# [Material shown]
[Start of Attachment]

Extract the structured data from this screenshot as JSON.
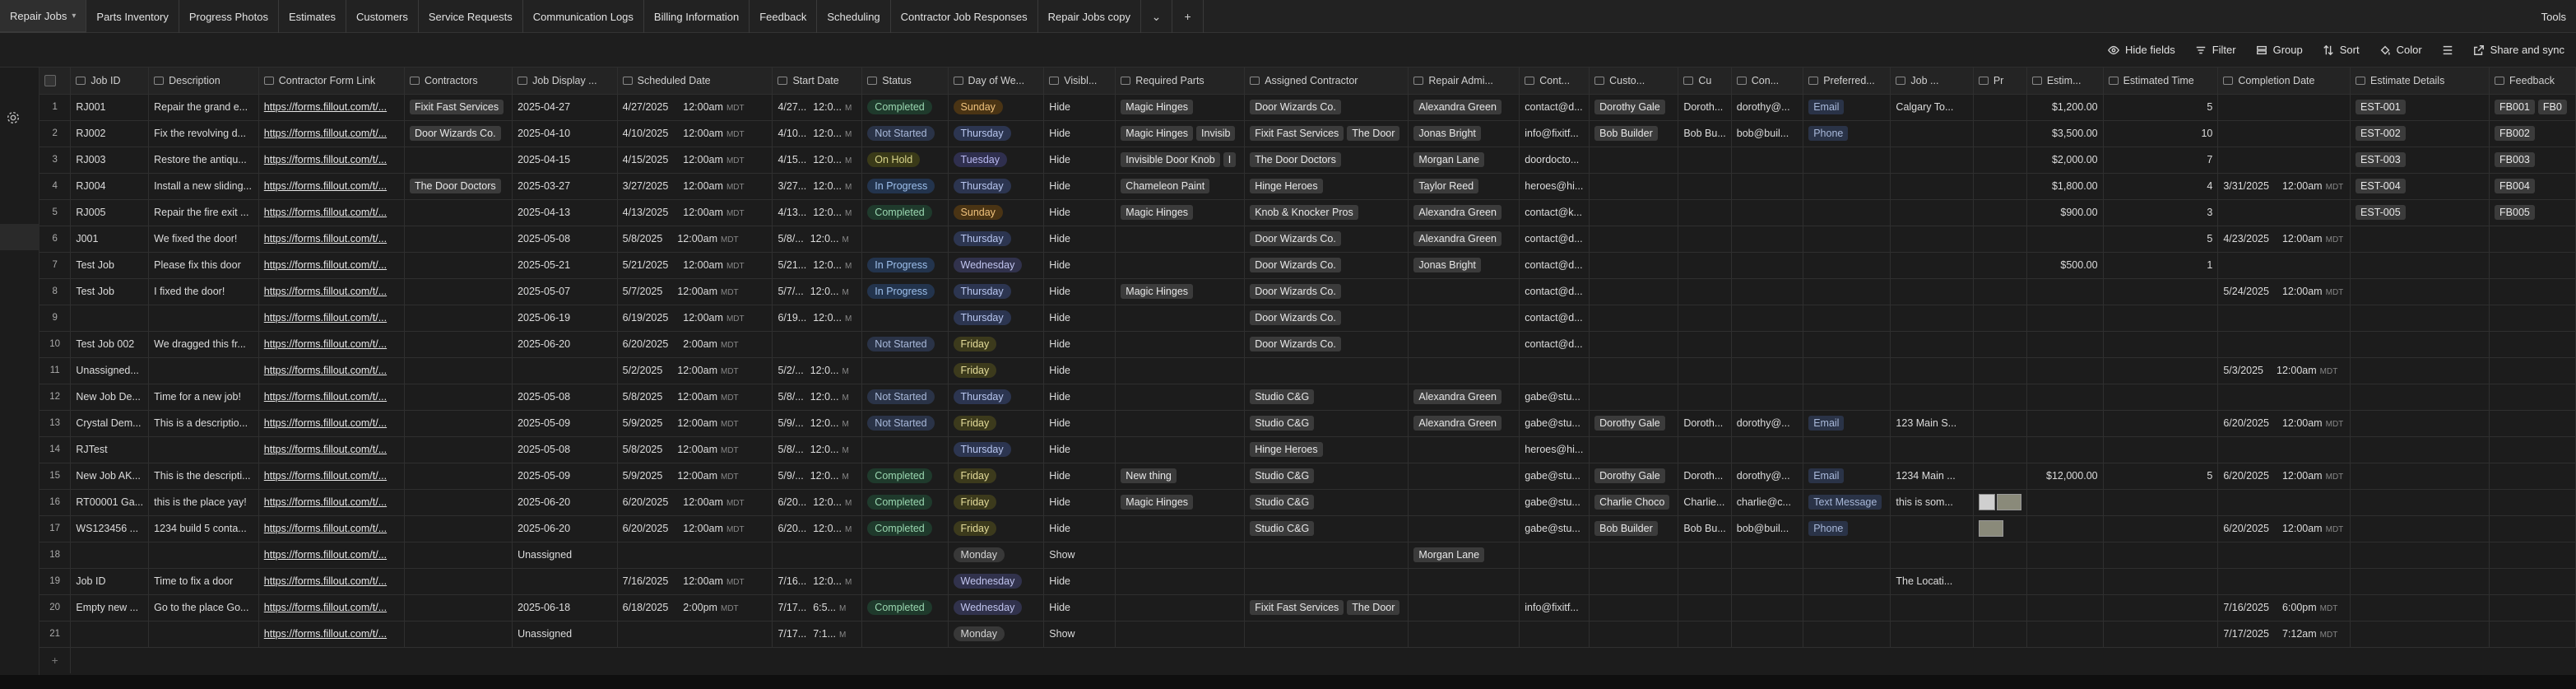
{
  "tabs": [
    "Repair Jobs",
    "Parts Inventory",
    "Progress Photos",
    "Estimates",
    "Customers",
    "Service Requests",
    "Communication Logs",
    "Billing Information",
    "Feedback",
    "Scheduling",
    "Contractor Job Responses",
    "Repair Jobs copy"
  ],
  "tools_label": "Tools",
  "toolbar": {
    "hide_fields": "Hide fields",
    "filter": "Filter",
    "group": "Group",
    "sort": "Sort",
    "color": "Color",
    "share": "Share and sync"
  },
  "columns": [
    "Job ID",
    "Description",
    "Contractor Form Link",
    "Contractors",
    "Job Display ...",
    "Scheduled Date",
    "Start Date",
    "Status",
    "Day of We...",
    "Visibl...",
    "Required Parts",
    "Assigned Contractor",
    "Repair Admi...",
    "Cont...",
    "Custo...",
    "Cu",
    "Con...",
    "Preferred...",
    "Job ...",
    "Pr",
    "Estim...",
    "Estimated Time",
    "Completion Date",
    "Estimate Details",
    "Feedback"
  ],
  "tz": "MDT",
  "add_row": "+",
  "rows": [
    {
      "n": "1",
      "id": "RJ001",
      "desc": "Repair the grand e...",
      "link": "https://forms.fillout.com/t/...",
      "contractors": [
        "Fixit Fast Services"
      ],
      "disp": "2025-04-27",
      "sd": "4/27/2025",
      "st": "12:00am",
      "stz": true,
      "sdd": "4/27...",
      "stt": "12:0...",
      "status": "Completed",
      "sc": "completed",
      "day": "Sunday",
      "dc": "sunday",
      "vis": "Hide",
      "parts": [
        "Magic Hinges"
      ],
      "ac": [
        "Door Wizards Co."
      ],
      "adm": [
        "Alexandra Green"
      ],
      "cont": "contact@d...",
      "cust": [
        "Dorothy Gale"
      ],
      "cu": "Doroth...",
      "con": "dorothy@...",
      "pref": "Email",
      "job": "Calgary To...",
      "pr": "",
      "est": "$1,200.00",
      "et": "5",
      "cd": "",
      "ct": "",
      "ed": [
        "EST-001"
      ],
      "fb": [
        "FB001",
        "FB0"
      ]
    },
    {
      "n": "2",
      "id": "RJ002",
      "desc": "Fix the revolving d...",
      "link": "https://forms.fillout.com/t/...",
      "contractors": [
        "Door Wizards Co."
      ],
      "disp": "2025-04-10",
      "sd": "4/10/2025",
      "st": "12:00am",
      "stz": true,
      "sdd": "4/10...",
      "stt": "12:0...",
      "status": "Not Started",
      "sc": "notstarted",
      "day": "Thursday",
      "dc": "thursday",
      "vis": "Hide",
      "parts": [
        "Magic Hinges",
        "Invisib"
      ],
      "ac": [
        "Fixit Fast Services",
        "The Door"
      ],
      "adm": [
        "Jonas Bright"
      ],
      "cont": "info@fixitf...",
      "cust": [
        "Bob Builder"
      ],
      "cu": "Bob Bu...",
      "con": "bob@buil...",
      "pref": "Phone",
      "job": "",
      "pr": "",
      "est": "$3,500.00",
      "et": "10",
      "cd": "",
      "ct": "",
      "ed": [
        "EST-002"
      ],
      "fb": [
        "FB002"
      ]
    },
    {
      "n": "3",
      "id": "RJ003",
      "desc": "Restore the antiqu...",
      "link": "https://forms.fillout.com/t/...",
      "contractors": [],
      "disp": "2025-04-15",
      "sd": "4/15/2025",
      "st": "12:00am",
      "stz": true,
      "sdd": "4/15...",
      "stt": "12:0...",
      "status": "On Hold",
      "sc": "onhold",
      "day": "Tuesday",
      "dc": "tuesday",
      "vis": "Hide",
      "parts": [
        "Invisible Door Knob",
        "I"
      ],
      "ac": [
        "The Door Doctors"
      ],
      "adm": [
        "Morgan Lane"
      ],
      "cont": "doordocto...",
      "cust": [],
      "cu": "",
      "con": "",
      "pref": "",
      "job": "",
      "pr": "",
      "est": "$2,000.00",
      "et": "7",
      "cd": "",
      "ct": "",
      "ed": [
        "EST-003"
      ],
      "fb": [
        "FB003"
      ]
    },
    {
      "n": "4",
      "id": "RJ004",
      "desc": "Install a new sliding...",
      "link": "https://forms.fillout.com/t/...",
      "contractors": [
        "The Door Doctors"
      ],
      "disp": "2025-03-27",
      "sd": "3/27/2025",
      "st": "12:00am",
      "stz": true,
      "sdd": "3/27...",
      "stt": "12:0...",
      "status": "In Progress",
      "sc": "inprogress",
      "day": "Thursday",
      "dc": "thursday",
      "vis": "Hide",
      "parts": [
        "Chameleon Paint"
      ],
      "ac": [
        "Hinge Heroes"
      ],
      "adm": [
        "Taylor Reed"
      ],
      "cont": "heroes@hi...",
      "cust": [],
      "cu": "",
      "con": "",
      "pref": "",
      "job": "",
      "pr": "",
      "est": "$1,800.00",
      "et": "4",
      "cd": "3/31/2025",
      "ct": "12:00am",
      "ed": [
        "EST-004"
      ],
      "fb": [
        "FB004"
      ]
    },
    {
      "n": "5",
      "id": "RJ005",
      "desc": "Repair the fire exit ...",
      "link": "https://forms.fillout.com/t/...",
      "contractors": [],
      "disp": "2025-04-13",
      "sd": "4/13/2025",
      "st": "12:00am",
      "stz": true,
      "sdd": "4/13...",
      "stt": "12:0...",
      "status": "Completed",
      "sc": "completed",
      "day": "Sunday",
      "dc": "sunday",
      "vis": "Hide",
      "parts": [
        "Magic Hinges"
      ],
      "ac": [
        "Knob & Knocker Pros"
      ],
      "adm": [
        "Alexandra Green"
      ],
      "cont": "contact@k...",
      "cust": [],
      "cu": "",
      "con": "",
      "pref": "",
      "job": "",
      "pr": "",
      "est": "$900.00",
      "et": "3",
      "cd": "",
      "ct": "",
      "ed": [
        "EST-005"
      ],
      "fb": [
        "FB005"
      ]
    },
    {
      "n": "6",
      "id": "J001",
      "desc": "We fixed the door!",
      "link": "https://forms.fillout.com/t/...",
      "contractors": [],
      "disp": "2025-05-08",
      "sd": "5/8/2025",
      "st": "12:00am",
      "stz": true,
      "sdd": "5/8/...",
      "stt": "12:0...",
      "status": "",
      "sc": "",
      "day": "Thursday",
      "dc": "thursday",
      "vis": "Hide",
      "parts": [],
      "ac": [
        "Door Wizards Co."
      ],
      "adm": [
        "Alexandra Green"
      ],
      "cont": "contact@d...",
      "cust": [],
      "cu": "",
      "con": "",
      "pref": "",
      "job": "",
      "pr": "",
      "est": "",
      "et": "5",
      "cd": "4/23/2025",
      "ct": "12:00am",
      "ed": [],
      "fb": []
    },
    {
      "n": "7",
      "id": "Test Job",
      "desc": "Please fix this door",
      "link": "https://forms.fillout.com/t/...",
      "contractors": [],
      "disp": "2025-05-21",
      "sd": "5/21/2025",
      "st": "12:00am",
      "stz": true,
      "sdd": "5/21...",
      "stt": "12:0...",
      "status": "In Progress",
      "sc": "inprogress",
      "day": "Wednesday",
      "dc": "wednesday",
      "vis": "Hide",
      "parts": [],
      "ac": [
        "Door Wizards Co."
      ],
      "adm": [
        "Jonas Bright"
      ],
      "cont": "contact@d...",
      "cust": [],
      "cu": "",
      "con": "",
      "pref": "",
      "job": "",
      "pr": "",
      "est": "$500.00",
      "et": "1",
      "cd": "",
      "ct": "",
      "ed": [],
      "fb": []
    },
    {
      "n": "8",
      "id": "Test Job",
      "desc": "I fixed the door!",
      "link": "https://forms.fillout.com/t/...",
      "contractors": [],
      "disp": "2025-05-07",
      "sd": "5/7/2025",
      "st": "12:00am",
      "stz": true,
      "sdd": "5/7/...",
      "stt": "12:0...",
      "status": "In Progress",
      "sc": "inprogress",
      "day": "Thursday",
      "dc": "thursday",
      "vis": "Hide",
      "parts": [
        "Magic Hinges"
      ],
      "ac": [
        "Door Wizards Co."
      ],
      "adm": [],
      "cont": "contact@d...",
      "cust": [],
      "cu": "",
      "con": "",
      "pref": "",
      "job": "",
      "pr": "",
      "est": "",
      "et": "",
      "cd": "5/24/2025",
      "ct": "12:00am",
      "ed": [],
      "fb": []
    },
    {
      "n": "9",
      "id": "",
      "desc": "",
      "link": "https://forms.fillout.com/t/...",
      "contractors": [],
      "disp": "2025-06-19",
      "sd": "6/19/2025",
      "st": "12:00am",
      "stz": true,
      "sdd": "6/19...",
      "stt": "12:0...",
      "status": "",
      "sc": "",
      "day": "Thursday",
      "dc": "thursday",
      "vis": "Hide",
      "parts": [],
      "ac": [
        "Door Wizards Co."
      ],
      "adm": [],
      "cont": "contact@d...",
      "cust": [],
      "cu": "",
      "con": "",
      "pref": "",
      "job": "",
      "pr": "",
      "est": "",
      "et": "",
      "cd": "",
      "ct": "",
      "ed": [],
      "fb": []
    },
    {
      "n": "10",
      "id": "Test Job 002",
      "desc": "We dragged this fr...",
      "link": "https://forms.fillout.com/t/...",
      "contractors": [],
      "disp": "2025-06-20",
      "sd": "6/20/2025",
      "st": "2:00am",
      "stz": true,
      "sdd": "",
      "stt": "",
      "status": "Not Started",
      "sc": "notstarted",
      "day": "Friday",
      "dc": "friday",
      "vis": "Hide",
      "parts": [],
      "ac": [
        "Door Wizards Co."
      ],
      "adm": [],
      "cont": "contact@d...",
      "cust": [],
      "cu": "",
      "con": "",
      "pref": "",
      "job": "",
      "pr": "",
      "est": "",
      "et": "",
      "cd": "",
      "ct": "",
      "ed": [],
      "fb": []
    },
    {
      "n": "11",
      "id": "Unassigned...",
      "desc": "",
      "link": "https://forms.fillout.com/t/...",
      "contractors": [],
      "disp": "",
      "sd": "5/2/2025",
      "st": "12:00am",
      "stz": true,
      "sdd": "5/2/...",
      "stt": "12:0...",
      "status": "",
      "sc": "",
      "day": "Friday",
      "dc": "friday",
      "vis": "Hide",
      "parts": [],
      "ac": [],
      "adm": [],
      "cont": "",
      "cust": [],
      "cu": "",
      "con": "",
      "pref": "",
      "job": "",
      "pr": "",
      "est": "",
      "et": "",
      "cd": "5/3/2025",
      "ct": "12:00am",
      "ed": [],
      "fb": []
    },
    {
      "n": "12",
      "id": "New Job De...",
      "desc": "Time for a new job!",
      "link": "https://forms.fillout.com/t/...",
      "contractors": [],
      "disp": "2025-05-08",
      "sd": "5/8/2025",
      "st": "12:00am",
      "stz": true,
      "sdd": "5/8/...",
      "stt": "12:0...",
      "status": "Not Started",
      "sc": "notstarted",
      "day": "Thursday",
      "dc": "thursday",
      "vis": "Hide",
      "parts": [],
      "ac": [
        "Studio C&G"
      ],
      "adm": [
        "Alexandra Green"
      ],
      "cont": "gabe@stu...",
      "cust": [],
      "cu": "",
      "con": "",
      "pref": "",
      "job": "",
      "pr": "",
      "est": "",
      "et": "",
      "cd": "",
      "ct": "",
      "ed": [],
      "fb": []
    },
    {
      "n": "13",
      "id": "Crystal Dem...",
      "desc": "This is a descriptio...",
      "link": "https://forms.fillout.com/t/...",
      "contractors": [],
      "disp": "2025-05-09",
      "sd": "5/9/2025",
      "st": "12:00am",
      "stz": true,
      "sdd": "5/9/...",
      "stt": "12:0...",
      "status": "Not Started",
      "sc": "notstarted",
      "day": "Friday",
      "dc": "friday",
      "vis": "Hide",
      "parts": [],
      "ac": [
        "Studio C&G"
      ],
      "adm": [
        "Alexandra Green"
      ],
      "cont": "gabe@stu...",
      "cust": [
        "Dorothy Gale"
      ],
      "cu": "Doroth...",
      "con": "dorothy@...",
      "pref": "Email",
      "job": "123 Main S...",
      "pr": "",
      "est": "",
      "et": "",
      "cd": "6/20/2025",
      "ct": "12:00am",
      "ed": [],
      "fb": []
    },
    {
      "n": "14",
      "id": "RJTest",
      "desc": "",
      "link": "https://forms.fillout.com/t/...",
      "contractors": [],
      "disp": "2025-05-08",
      "sd": "5/8/2025",
      "st": "12:00am",
      "stz": true,
      "sdd": "5/8/...",
      "stt": "12:0...",
      "status": "",
      "sc": "",
      "day": "Thursday",
      "dc": "thursday",
      "vis": "Hide",
      "parts": [],
      "ac": [
        "Hinge Heroes"
      ],
      "adm": [],
      "cont": "heroes@hi...",
      "cust": [],
      "cu": "",
      "con": "",
      "pref": "",
      "job": "",
      "pr": "",
      "est": "",
      "et": "",
      "cd": "",
      "ct": "",
      "ed": [],
      "fb": []
    },
    {
      "n": "15",
      "id": "New Job AK...",
      "desc": "This is the descripti...",
      "link": "https://forms.fillout.com/t/...",
      "contractors": [],
      "disp": "2025-05-09",
      "sd": "5/9/2025",
      "st": "12:00am",
      "stz": true,
      "sdd": "5/9/...",
      "stt": "12:0...",
      "status": "Completed",
      "sc": "completed",
      "day": "Friday",
      "dc": "friday",
      "vis": "Hide",
      "parts": [
        "New thing"
      ],
      "ac": [
        "Studio C&G"
      ],
      "adm": [],
      "cont": "gabe@stu...",
      "cust": [
        "Dorothy Gale"
      ],
      "cu": "Doroth...",
      "con": "dorothy@...",
      "pref": "Email",
      "job": "1234 Main ...",
      "pr": "",
      "est": "$12,000.00",
      "et": "5",
      "cd": "6/20/2025",
      "ct": "12:00am",
      "ed": [],
      "fb": []
    },
    {
      "n": "16",
      "id": "RT00001 Ga...",
      "desc": "this is the place yay!",
      "link": "https://forms.fillout.com/t/...",
      "contractors": [],
      "disp": "2025-06-20",
      "sd": "6/20/2025",
      "st": "12:00am",
      "stz": true,
      "sdd": "6/20...",
      "stt": "12:0...",
      "status": "Completed",
      "sc": "completed",
      "day": "Friday",
      "dc": "friday",
      "vis": "Hide",
      "parts": [
        "Magic Hinges"
      ],
      "ac": [
        "Studio C&G"
      ],
      "adm": [],
      "cont": "gabe@stu...",
      "cust": [
        "Charlie Choco"
      ],
      "cu": "Charlie...",
      "con": "charlie@c...",
      "pref": "Text Message",
      "job": "this is som...",
      "pr": "img",
      "est": "",
      "et": "",
      "cd": "",
      "ct": "",
      "ed": [],
      "fb": []
    },
    {
      "n": "17",
      "id": "WS123456 ...",
      "desc": "1234 build 5 conta...",
      "link": "https://forms.fillout.com/t/...",
      "contractors": [],
      "disp": "2025-06-20",
      "sd": "6/20/2025",
      "st": "12:00am",
      "stz": true,
      "sdd": "6/20...",
      "stt": "12:0...",
      "status": "Completed",
      "sc": "completed",
      "day": "Friday",
      "dc": "friday",
      "vis": "Hide",
      "parts": [],
      "ac": [
        "Studio C&G"
      ],
      "adm": [],
      "cont": "gabe@stu...",
      "cust": [
        "Bob Builder"
      ],
      "cu": "Bob Bu...",
      "con": "bob@buil...",
      "pref": "Phone",
      "job": "",
      "pr": "img2",
      "est": "",
      "et": "",
      "cd": "6/20/2025",
      "ct": "12:00am",
      "ed": [],
      "fb": []
    },
    {
      "n": "18",
      "id": "",
      "desc": "",
      "link": "https://forms.fillout.com/t/...",
      "contractors": [],
      "disp": "Unassigned",
      "sd": "",
      "st": "",
      "stz": false,
      "sdd": "",
      "stt": "",
      "status": "",
      "sc": "",
      "day": "Monday",
      "dc": "monday",
      "vis": "Show",
      "parts": [],
      "ac": [],
      "adm": [
        "Morgan Lane"
      ],
      "cont": "",
      "cust": [],
      "cu": "",
      "con": "",
      "pref": "",
      "job": "",
      "pr": "",
      "est": "",
      "et": "",
      "cd": "",
      "ct": "",
      "ed": [],
      "fb": []
    },
    {
      "n": "19",
      "id": "Job ID",
      "desc": "Time to fix a door",
      "link": "https://forms.fillout.com/t/...",
      "contractors": [],
      "disp": "",
      "sd": "7/16/2025",
      "st": "12:00am",
      "stz": true,
      "sdd": "7/16...",
      "stt": "12:0...",
      "status": "",
      "sc": "",
      "day": "Wednesday",
      "dc": "wednesday",
      "vis": "Hide",
      "parts": [],
      "ac": [],
      "adm": [],
      "cont": "",
      "cust": [],
      "cu": "",
      "con": "",
      "pref": "",
      "job": "The Locati...",
      "pr": "",
      "est": "",
      "et": "",
      "cd": "",
      "ct": "",
      "ed": [],
      "fb": []
    },
    {
      "n": "20",
      "id": "Empty new ...",
      "desc": "Go to the place Go...",
      "link": "https://forms.fillout.com/t/...",
      "contractors": [],
      "disp": "2025-06-18",
      "sd": "6/18/2025",
      "st": "2:00pm",
      "stz": true,
      "sdd": "7/17...",
      "stt": "6:5...",
      "status": "Completed",
      "sc": "completed",
      "day": "Wednesday",
      "dc": "wednesday",
      "vis": "Hide",
      "parts": [],
      "ac": [
        "Fixit Fast Services",
        "The Door"
      ],
      "adm": [],
      "cont": "info@fixitf...",
      "cust": [],
      "cu": "",
      "con": "",
      "pref": "",
      "job": "",
      "pr": "",
      "est": "",
      "et": "",
      "cd": "7/16/2025",
      "ct": "6:00pm",
      "ed": [],
      "fb": []
    },
    {
      "n": "21",
      "id": "",
      "desc": "",
      "link": "https://forms.fillout.com/t/...",
      "contractors": [],
      "disp": "Unassigned",
      "sd": "",
      "st": "",
      "stz": false,
      "sdd": "7/17...",
      "stt": "7:1...",
      "status": "",
      "sc": "",
      "day": "Monday",
      "dc": "monday",
      "vis": "Show",
      "parts": [],
      "ac": [],
      "adm": [],
      "cont": "",
      "cust": [],
      "cu": "",
      "con": "",
      "pref": "",
      "job": "",
      "pr": "",
      "est": "",
      "et": "",
      "cd": "7/17/2025",
      "ct": "7:12am",
      "ed": [],
      "fb": []
    }
  ]
}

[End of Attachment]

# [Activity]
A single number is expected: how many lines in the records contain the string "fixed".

# [Task solution]
2